* **TASK ITEM**
The required output is all lines below that contain the word "Ausgänge".

(Web page and app entries)
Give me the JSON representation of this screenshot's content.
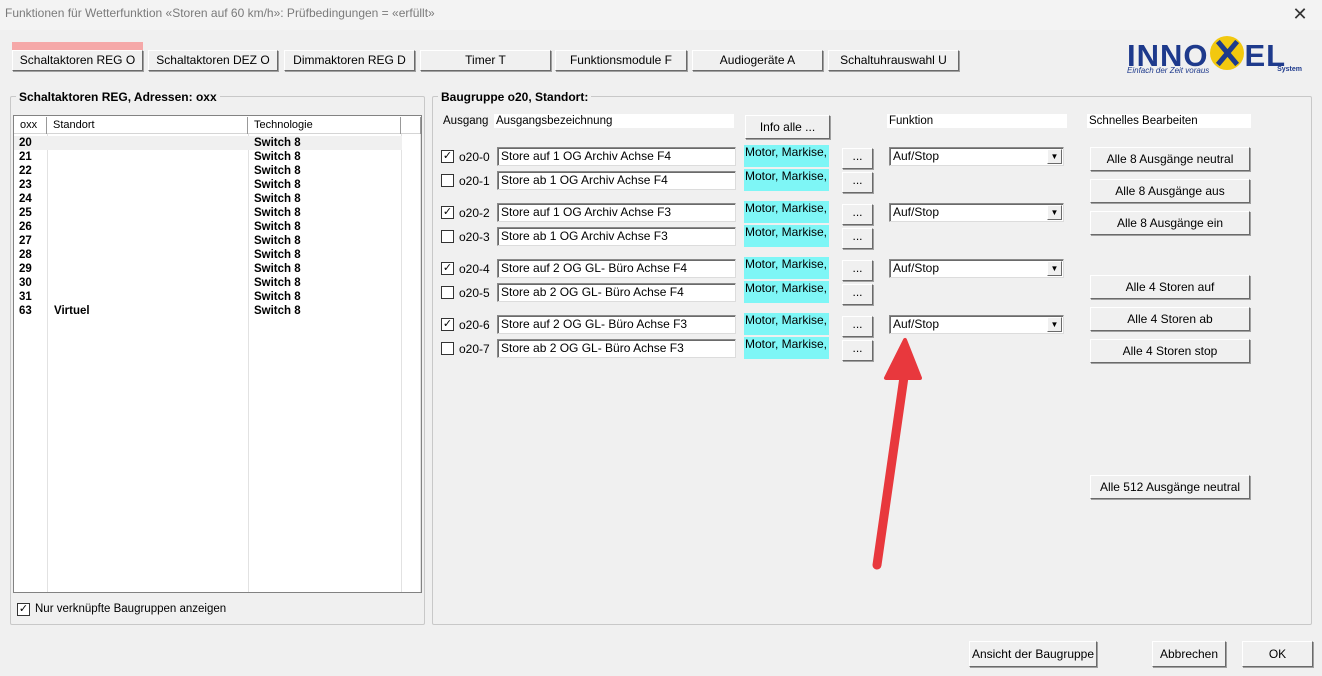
{
  "window": {
    "title": "Funktionen für Wetterfunktion «Storen auf 60 km/h»: Prüfbedingungen = «erfüllt»",
    "close_symbol": "✕"
  },
  "tabs": [
    {
      "label": "Schaltaktoren REG O",
      "active": true
    },
    {
      "label": "Schaltaktoren DEZ O",
      "active": false
    },
    {
      "label": "Dimmaktoren REG D",
      "active": false
    },
    {
      "label": "Timer T",
      "active": false
    },
    {
      "label": "Funktionsmodule F",
      "active": false
    },
    {
      "label": "Audiogeräte A",
      "active": false
    },
    {
      "label": "Schaltuhrauswahl U",
      "active": false
    }
  ],
  "logo": {
    "left_text": "INNO",
    "right_text": "EL",
    "tagline": "Einfach der Zeit voraus",
    "system": "System",
    "colors": {
      "blue": "#1e3a8c",
      "yellow": "#f2c80f"
    }
  },
  "left_panel": {
    "title": "Schaltaktoren REG, Adressen: oxx",
    "columns": [
      "oxx",
      "Standort",
      "Technologie"
    ],
    "rows": [
      {
        "addr": "20",
        "standort": "",
        "tech": "Switch 8",
        "selected": true
      },
      {
        "addr": "21",
        "standort": "",
        "tech": "Switch 8"
      },
      {
        "addr": "22",
        "standort": "",
        "tech": "Switch 8"
      },
      {
        "addr": "23",
        "standort": "",
        "tech": "Switch 8"
      },
      {
        "addr": "24",
        "standort": "",
        "tech": "Switch 8"
      },
      {
        "addr": "25",
        "standort": "",
        "tech": "Switch 8"
      },
      {
        "addr": "26",
        "standort": "",
        "tech": "Switch 8"
      },
      {
        "addr": "27",
        "standort": "",
        "tech": "Switch 8"
      },
      {
        "addr": "28",
        "standort": "",
        "tech": "Switch 8"
      },
      {
        "addr": "29",
        "standort": "",
        "tech": "Switch 8"
      },
      {
        "addr": "30",
        "standort": "",
        "tech": "Switch 8"
      },
      {
        "addr": "31",
        "standort": "",
        "tech": "Switch 8"
      },
      {
        "addr": "63",
        "standort": "Virtuel",
        "tech": "Switch 8"
      }
    ],
    "only_linked_label": "Nur verknüpfte Baugruppen anzeigen",
    "only_linked_checked": true
  },
  "right_panel": {
    "title": "Baugruppe o20, Standort:",
    "col_ausgang": "Ausgang",
    "col_bezeichnung": "Ausgangsbezeichnung",
    "info_button": "Info alle ...",
    "col_funktion": "Funktion",
    "col_schnell": "Schnelles Bearbeiten",
    "outputs": [
      {
        "id": "o20-0",
        "checked": true,
        "name": "Store auf 1 OG Archiv Achse F4",
        "type": "Motor, Markise, R",
        "funktion": "Auf/Stop"
      },
      {
        "id": "o20-1",
        "checked": false,
        "name": "Store ab 1 OG Archiv Achse F4",
        "type": "Motor, Markise, R",
        "funktion": ""
      },
      {
        "id": "o20-2",
        "checked": true,
        "name": "Store auf 1 OG Archiv Achse F3",
        "type": "Motor, Markise, R",
        "funktion": "Auf/Stop"
      },
      {
        "id": "o20-3",
        "checked": false,
        "name": "Store ab 1 OG Archiv Achse F3",
        "type": "Motor, Markise, R",
        "funktion": ""
      },
      {
        "id": "o20-4",
        "checked": true,
        "name": "Store auf 2 OG GL- Büro Achse F4",
        "type": "Motor, Markise, R",
        "funktion": "Auf/Stop"
      },
      {
        "id": "o20-5",
        "checked": false,
        "name": "Store ab 2 OG GL- Büro Achse F4",
        "type": "Motor, Markise, R",
        "funktion": ""
      },
      {
        "id": "o20-6",
        "checked": true,
        "name": "Store auf 2 OG GL- Büro Achse F3",
        "type": "Motor, Markise, R",
        "funktion": "Auf/Stop"
      },
      {
        "id": "o20-7",
        "checked": false,
        "name": "Store ab 2 OG GL- Büro Achse F3",
        "type": "Motor, Markise, R",
        "funktion": ""
      }
    ],
    "ellipsis": "...",
    "quick_buttons": [
      "Alle 8 Ausgänge neutral",
      "Alle 8 Ausgänge aus",
      "Alle 8 Ausgänge ein",
      "Alle 4 Storen auf",
      "Alle 4 Storen ab",
      "Alle 4 Storen stop",
      "Alle 512 Ausgänge neutral"
    ],
    "cyan_color": "#7ef6f6"
  },
  "footer": {
    "view_button": "Ansicht der Baugruppe",
    "cancel_button": "Abbrechen",
    "ok_button": "OK"
  },
  "annotation": {
    "arrow_color": "#e8383d"
  }
}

* **ANSWER TO THIS TASK**
      "Alle 8 Ausgänge neutral",
      "Alle 8 Ausgänge aus",
      "Alle 8 Ausgänge ein",
      "Alle 512 Ausgänge neutral"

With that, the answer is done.